However, to receive an eco-certified badge, hotels must contact a globally recognised and reputable agency to conduct an on-site audit of the hotel’s sustainability practices. The evaluation must focus on environmental impact from at least four categories: energy efficiency, water conservation, waste reduction and sustainable sourcing.
Google is partnering with organizations like Green Key or EarthCheck to perform these certification processes.
EarthCheck is a scientific benchmarking certification and advisory group for travel and tourism, and it has certified hotels in more than 70 countries. Hotels are EarthCheck certified based upon standards set by the final report of the World Summit for Sustainable Development that was held in Johannesburg in 2002.
GreenKey is a voluntary eco-label awarded to more than 3,200 hotels and other establishments in 65 countries. Hotels are assessed under a set of criteria in topics like staff involvement, washing and cleaning, waste, green areas and corporate social responsibility.
Google, as part of its broader sustainability efforts, will be partnering with Travalyst to build models for calculating carbon emissions associated with travel.
A year ago, Google CEO Sundar Pichai made a commitment towards completely operating on carbon-free energy by 2030.
“A few years ago, flooding devastated Chennai, where I grew up. Seeing the images of the city – which had experienced extreme drought for so many years of my life – covered in flood waters, really made the impacts of climate change feel much closer to home. Last week, many of us woke up to orange skies in Northern California as wildfires continue to rage up and down the West Coast,” wrote Pichai in a Google press release, “The world must act now if we’re going to avert the worst consequences of climate change.”
Google reached carbon neutrality in 2007, and on Sep. 14, 2020, it removed all the carbon it emitted since its inception in 1998.
Many other tech organizations, including Microsoft and Amazon, have made commitments to become carbon neutral or carbon negative, albeit at a slower pace than Google.
In a press release by Microsoft, they set goals go be carbon negative by 2030, and by 2050, Microsoft said it will remove from the environment all the carbon the company has emitted since 1975, thus eliminating its carbon legacy.

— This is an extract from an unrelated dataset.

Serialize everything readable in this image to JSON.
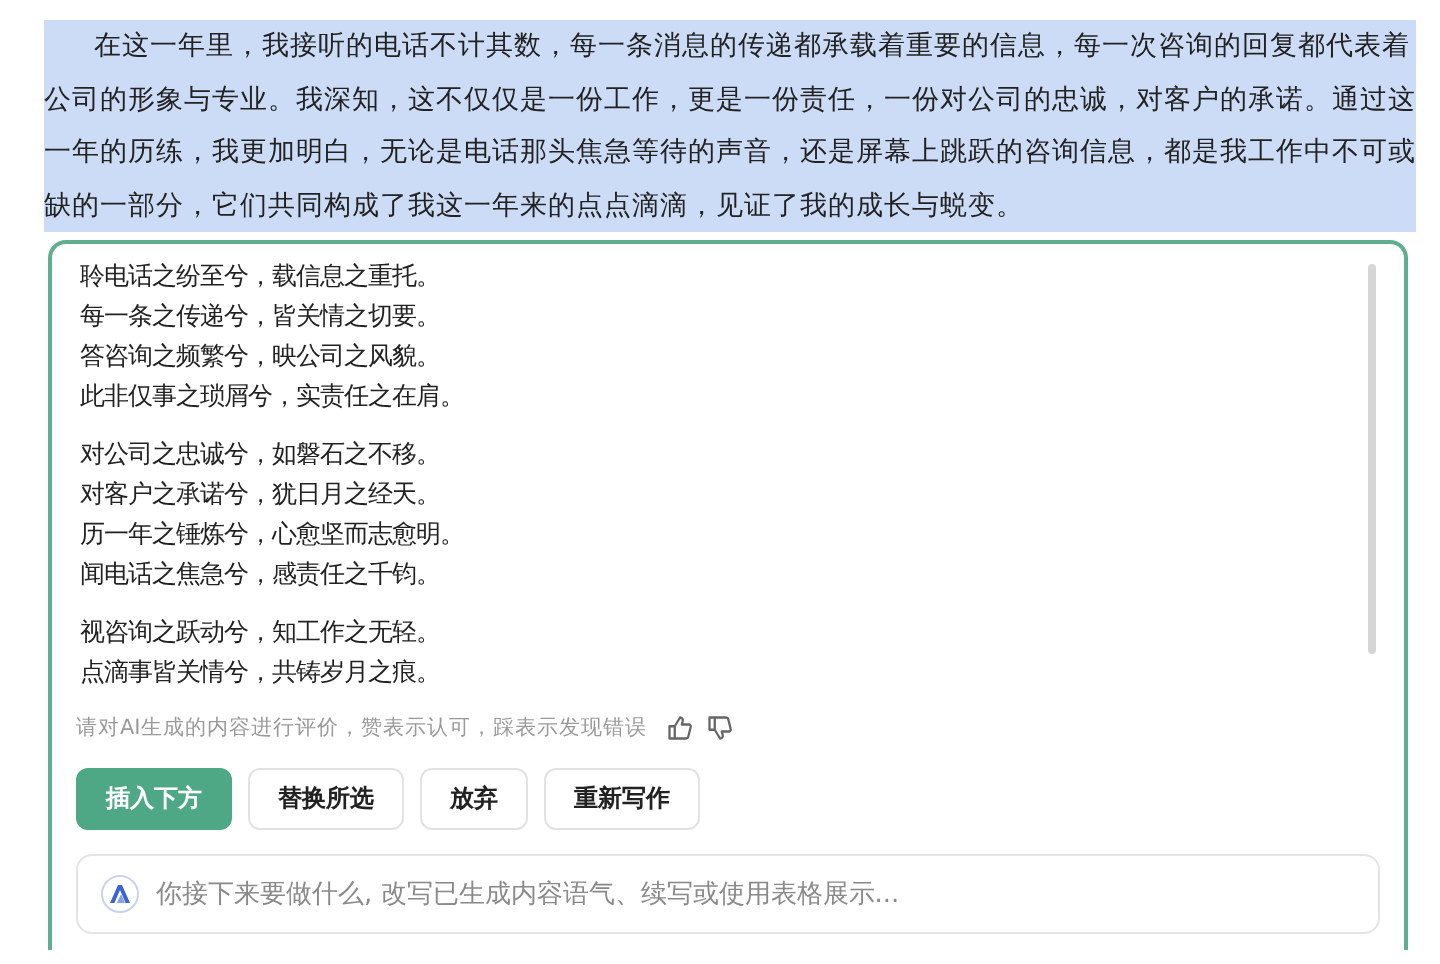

Amazon pledged to reach carbon neutrality by 2040 and 100 per cent renewable energy-based by 2025.
Facebook has committed to reaching net zero emissions across its value chain by 2030.